Congratulations to the Class of 2010 as you embark on your legal careers. I'd like to recommend two inspirational books for lawyers. The first is by Hugh Duvall, a practicing lawyer and adjunct professor at University of Oregon School of Law. His book, The Lawyer's Song, is a book of wisdom for lawyers told through the story of a wilderness guide in 1842 Oregon. One reviewer described it as "Red Bull for the fatigued lawyer". It was published earlier this year by Dog Ear Publications. The second is also a lawyer's book of wisdom, The Reflective Counselor: Daily Meditations for Lawyers, by F. Gregory Coffey and Maureen C. Kessler, published by the American Bar Association in 2008. My very best wishes to all of you. Enjoy the Commencement ceremony.
Friday, May 21, 2010
The United States Senate passed a major financial reform bill on Thursday, May 20. It provides for a new consumer protection division in the Federal Reserve Bank, as well as a new regulatory council to monitor financial institutions. A summary of the legislation may be be found on the THOMAS website at the Library of Congress.
Tuesday, May 18, 2010

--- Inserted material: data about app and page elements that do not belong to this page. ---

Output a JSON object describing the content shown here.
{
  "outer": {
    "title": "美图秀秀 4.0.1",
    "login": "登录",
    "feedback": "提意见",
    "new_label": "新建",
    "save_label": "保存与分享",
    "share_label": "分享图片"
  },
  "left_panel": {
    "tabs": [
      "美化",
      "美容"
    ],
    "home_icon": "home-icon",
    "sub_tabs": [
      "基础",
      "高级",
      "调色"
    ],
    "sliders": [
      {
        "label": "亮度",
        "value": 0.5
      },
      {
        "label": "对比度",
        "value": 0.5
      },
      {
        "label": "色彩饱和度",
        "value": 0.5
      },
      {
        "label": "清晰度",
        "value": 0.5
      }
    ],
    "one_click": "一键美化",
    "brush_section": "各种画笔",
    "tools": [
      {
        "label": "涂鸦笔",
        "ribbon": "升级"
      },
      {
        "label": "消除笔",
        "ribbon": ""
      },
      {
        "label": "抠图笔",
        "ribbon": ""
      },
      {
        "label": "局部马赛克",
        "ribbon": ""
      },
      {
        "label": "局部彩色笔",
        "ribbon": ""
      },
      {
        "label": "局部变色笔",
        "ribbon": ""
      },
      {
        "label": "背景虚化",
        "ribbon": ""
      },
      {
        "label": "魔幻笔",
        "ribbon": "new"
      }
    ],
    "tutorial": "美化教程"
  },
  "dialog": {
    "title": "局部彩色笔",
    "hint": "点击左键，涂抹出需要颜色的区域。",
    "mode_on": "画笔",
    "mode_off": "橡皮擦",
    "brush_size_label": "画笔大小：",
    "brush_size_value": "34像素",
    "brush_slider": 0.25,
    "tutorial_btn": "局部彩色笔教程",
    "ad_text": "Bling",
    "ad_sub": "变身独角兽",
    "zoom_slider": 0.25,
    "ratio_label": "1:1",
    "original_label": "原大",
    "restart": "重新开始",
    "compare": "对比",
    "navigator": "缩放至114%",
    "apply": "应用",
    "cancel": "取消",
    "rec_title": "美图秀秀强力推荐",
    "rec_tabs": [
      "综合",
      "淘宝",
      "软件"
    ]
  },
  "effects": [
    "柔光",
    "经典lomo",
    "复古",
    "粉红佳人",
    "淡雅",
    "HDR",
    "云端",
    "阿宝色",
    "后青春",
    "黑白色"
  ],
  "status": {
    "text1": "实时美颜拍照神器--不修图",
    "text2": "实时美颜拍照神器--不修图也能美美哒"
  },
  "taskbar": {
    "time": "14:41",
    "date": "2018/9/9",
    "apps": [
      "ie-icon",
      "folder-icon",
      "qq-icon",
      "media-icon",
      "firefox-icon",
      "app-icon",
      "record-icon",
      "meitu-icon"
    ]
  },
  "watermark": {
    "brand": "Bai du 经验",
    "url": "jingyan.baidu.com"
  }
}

If you track new developments in the federal courts such as rulemaking issues, you spend a fair amount of time on the site www.uscourts.gov. The site was re-designed recently and now offers video and audio podcasts on a variety of topics. PACER has been revamped as well. The new PACER site is www.pacer.uscourts.gov. One notable change is the highlighted access to digital audio recordings from the court. While selected bankruptcy courts were involved in a pilot program for loading audio recordings of court hearings for the last several years, the service was not well publicized.
Wednesday, May 12, 2010
Visitors to the United States Supreme Court, including litigants and their attorneys, must now enter through a side door. Last week the court announced via press release that visitors to the Court will no longer be able to enter the building through the doors at the top of the front steps, although they may still exit the building that way, due to security concerns. Justice Breyer wrote a dissent from this press release that was joined by in by Justice Ginsburg which was printed in the Supreme Court Journal lamenting that the main entrance to the Court at the top of 44 steps and under the sign "Equal Justice Under Law" was "not only a means to, but also a metaphor for, access to the Court itself."
Tuesday, May 11, 2010
Monday, May 10, 2010
Feeling just a tad nostalgic, I'm taking the opportunity to highlight a law review article by Justice John Paul Stevens which appeals to literary scholars as much as to legal scholars. In his article The Shakespeare Canon of Statutory Construction, 140 U. Pa. L. Rev. 1373 (1991-1992), Justice Stevens applied five canons of statutory construction to the famous set of Elizabethan plays to argue that Edward de Vere, the 17th Earl of Oxford, actually wrote the plays instead of William Shakespeare. Clicking on the title to this blog entry will take you to an abridged version of Stevens's interesting and wryly humorous article. The article is available in full on HeinOnline, JSTOR, Westlaw and LexisNexis.
Monday, May 3, 2010
The 2nd U.S. Circuit Court of Appeals was recently faced with an unusual appeal in which a criminal defendant raised an intriguing question about the limits on what perspectives a judge can properly bring to bear on the bench. In United States v Bari, No. 09 1074-cr, 2010 WL 1006555 (2d Cir. Mar. 22, 2010), the 2nd Circuit considered whether then-District Judge Denny Chin (now on the 2nd Circuit bench) erred in a supervised release revocation hearing in considering information confirmed by the court's own Internet searching. In other words, can a judge confirm his own hunches by Googling?